JUST IN: Coronavirus Affecting F-35 Joint Strike Fighter Program
Air Force photoThe global outbreak of the novel coronavirus has halted work on the F-35 joint strike fighter in Japan, and the Pentagon is remaining vigilant in case there are additional impacts, defense officials said March 4.
More than 3,000 people have already died from the virus worldwide, with thousands more infected, most of them in China where the new pathogen emerged in December. It has since spread to a number of other countries including Japan, Italy and the United States.
Final assembly and check-out, or FACO, facilities for the F-35 are located in Japan and Italy.
U.S. Air Force Lt. Gen. Eric Fick, program executive officer for the F-35 joint program office, said he was informed March 3 that to comply with Japanese government coronavirus directives, the FACO in Nagoya will be closed for one week. The facility is operated by Mitsubishi Heavy Industries. Work is expected to resume, Fick said March 4 at the annual McAleese & Associations defense programs conference in Washington, D.C.
U.S. Defense Department spokesman Lt. Col. Mike Andrews noted in a statement that only Japanese aircraft are produced at the Nagoya facility.
Fick said: “I don't see any other disruptions to the supply chain at this point.”
Meanwhile, Lockheed Martin, the manufacturer of the aircraft, is restricting company travel to the F-35 FACO in Cameri, Italy — citing an alert issued by the State Department — and the Pratt & Whitney engine team in Cameri have been directed to telework, Andrews said. The facility is operated by Italian contractor Leonardo.
“There have been no impacts to the production line” in Italy thus far, Andrews said.

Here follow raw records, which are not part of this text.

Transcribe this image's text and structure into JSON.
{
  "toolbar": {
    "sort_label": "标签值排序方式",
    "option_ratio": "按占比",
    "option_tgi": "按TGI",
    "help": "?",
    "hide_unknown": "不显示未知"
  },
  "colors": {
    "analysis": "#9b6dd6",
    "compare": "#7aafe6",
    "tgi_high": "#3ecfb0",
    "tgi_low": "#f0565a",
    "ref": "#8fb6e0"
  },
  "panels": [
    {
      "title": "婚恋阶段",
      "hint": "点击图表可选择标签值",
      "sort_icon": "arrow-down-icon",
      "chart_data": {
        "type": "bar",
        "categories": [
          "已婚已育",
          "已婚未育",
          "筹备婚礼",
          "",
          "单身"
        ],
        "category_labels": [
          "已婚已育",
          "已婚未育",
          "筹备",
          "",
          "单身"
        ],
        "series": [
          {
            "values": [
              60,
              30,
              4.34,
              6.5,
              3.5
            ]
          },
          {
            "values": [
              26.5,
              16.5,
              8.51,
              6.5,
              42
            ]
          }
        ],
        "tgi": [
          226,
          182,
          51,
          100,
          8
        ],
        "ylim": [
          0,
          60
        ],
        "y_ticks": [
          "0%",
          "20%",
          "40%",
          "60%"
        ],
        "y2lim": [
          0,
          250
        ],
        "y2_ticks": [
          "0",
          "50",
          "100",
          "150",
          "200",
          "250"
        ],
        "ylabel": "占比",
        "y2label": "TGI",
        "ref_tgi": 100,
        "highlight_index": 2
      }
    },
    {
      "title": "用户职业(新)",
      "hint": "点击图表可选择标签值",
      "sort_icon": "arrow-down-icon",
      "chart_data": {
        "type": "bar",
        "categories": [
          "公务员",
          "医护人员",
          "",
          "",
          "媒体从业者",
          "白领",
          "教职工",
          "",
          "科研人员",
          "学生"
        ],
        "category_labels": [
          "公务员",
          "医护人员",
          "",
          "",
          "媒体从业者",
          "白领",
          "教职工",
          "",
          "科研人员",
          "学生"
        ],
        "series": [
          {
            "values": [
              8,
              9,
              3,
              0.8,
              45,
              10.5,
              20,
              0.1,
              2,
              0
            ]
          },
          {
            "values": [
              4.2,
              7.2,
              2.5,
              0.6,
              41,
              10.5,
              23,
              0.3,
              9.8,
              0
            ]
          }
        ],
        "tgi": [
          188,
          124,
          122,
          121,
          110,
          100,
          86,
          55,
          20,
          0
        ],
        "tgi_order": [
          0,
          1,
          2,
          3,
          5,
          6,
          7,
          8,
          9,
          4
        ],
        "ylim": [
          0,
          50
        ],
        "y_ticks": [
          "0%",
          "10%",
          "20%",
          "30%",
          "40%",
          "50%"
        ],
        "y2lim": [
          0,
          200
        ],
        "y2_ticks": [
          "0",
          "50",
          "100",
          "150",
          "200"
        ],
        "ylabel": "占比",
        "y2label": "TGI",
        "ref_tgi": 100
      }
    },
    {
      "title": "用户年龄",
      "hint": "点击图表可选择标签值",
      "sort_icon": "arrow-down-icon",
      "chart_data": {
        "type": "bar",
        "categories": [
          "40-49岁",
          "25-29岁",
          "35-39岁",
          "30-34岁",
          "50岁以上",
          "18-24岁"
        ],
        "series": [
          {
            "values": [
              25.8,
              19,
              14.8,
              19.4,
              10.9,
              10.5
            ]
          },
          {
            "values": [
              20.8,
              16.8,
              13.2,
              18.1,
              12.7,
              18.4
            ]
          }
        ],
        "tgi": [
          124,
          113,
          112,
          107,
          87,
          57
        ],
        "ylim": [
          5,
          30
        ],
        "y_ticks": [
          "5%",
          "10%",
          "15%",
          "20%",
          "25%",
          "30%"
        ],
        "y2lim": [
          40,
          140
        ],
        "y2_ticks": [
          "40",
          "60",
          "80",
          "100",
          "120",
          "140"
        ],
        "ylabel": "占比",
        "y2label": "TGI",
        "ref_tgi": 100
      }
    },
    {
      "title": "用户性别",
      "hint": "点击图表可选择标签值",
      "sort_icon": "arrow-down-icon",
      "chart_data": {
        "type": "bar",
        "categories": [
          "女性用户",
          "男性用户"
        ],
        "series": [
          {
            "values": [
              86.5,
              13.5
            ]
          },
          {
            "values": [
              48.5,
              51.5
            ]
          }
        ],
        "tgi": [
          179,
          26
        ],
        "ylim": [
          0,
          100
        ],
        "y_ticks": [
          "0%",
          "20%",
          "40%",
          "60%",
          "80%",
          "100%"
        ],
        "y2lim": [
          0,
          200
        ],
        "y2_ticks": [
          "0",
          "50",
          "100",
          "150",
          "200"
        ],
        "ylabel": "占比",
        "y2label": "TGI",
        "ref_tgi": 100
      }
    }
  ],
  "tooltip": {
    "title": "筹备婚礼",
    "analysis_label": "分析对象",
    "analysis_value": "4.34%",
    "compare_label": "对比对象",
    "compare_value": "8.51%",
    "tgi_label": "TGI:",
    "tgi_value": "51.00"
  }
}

However, program officials are on the lookout for other potential coronavirus-related issues. The joint strike fighter has a large international supply chain, with 14 nations currently part of the program. The U.S. Air Force, Marine Corps and Navy are buying the A, B and C variants of the aircraft, respectively. The F-35 is the largest acquisition project in the history of the Defense Department.
“We are working very closely with [Defense Contract Management Agency] to monitor the impact of the coronavirus on the F-35 program writ large,” Fick said. “Certainly we will continue to monitor the situation as it evolves, but we're taking no deliberate steps to actively curtail any activity at this point.”
The Defense Department has taken measures to protect U.S. troops from the deadly pathogen, including restricting access to bases in places like South Korea. It is also keeping an eye on the industrial base.
“Combating the coronavirus remains a top priority for the department, and Secretary [of Defense Mark] Esper meets weekly with senior leaders to discuss how we're taking care of our men and women in uniform around the world,” Andrews said. Additionally, “the department remains fully engaged with the defense industrial base on all programs, including the F-35, and stands ready to respond when needed.”
Concerns about disruptions in the international supply chain for civilian products made in China and other locations affected by the coronavirus have garnered headlines.
Speaking at the Brookings Institution earlier this week, Ranking Member of the House Armed Services Committee Rep. Mac Thornberry, R-Texas, noted that the outbreak could also be a problem for the Pentagon, which relies on overseas suppliers for parts for many of its military systems.
“It's not just civilian businesses that are dependent upon products and components” from countries with coronavirus cases, Thornberry said. “To the extent … economic commerce is threatened, then of course it could relate to defense weapons and equipment.”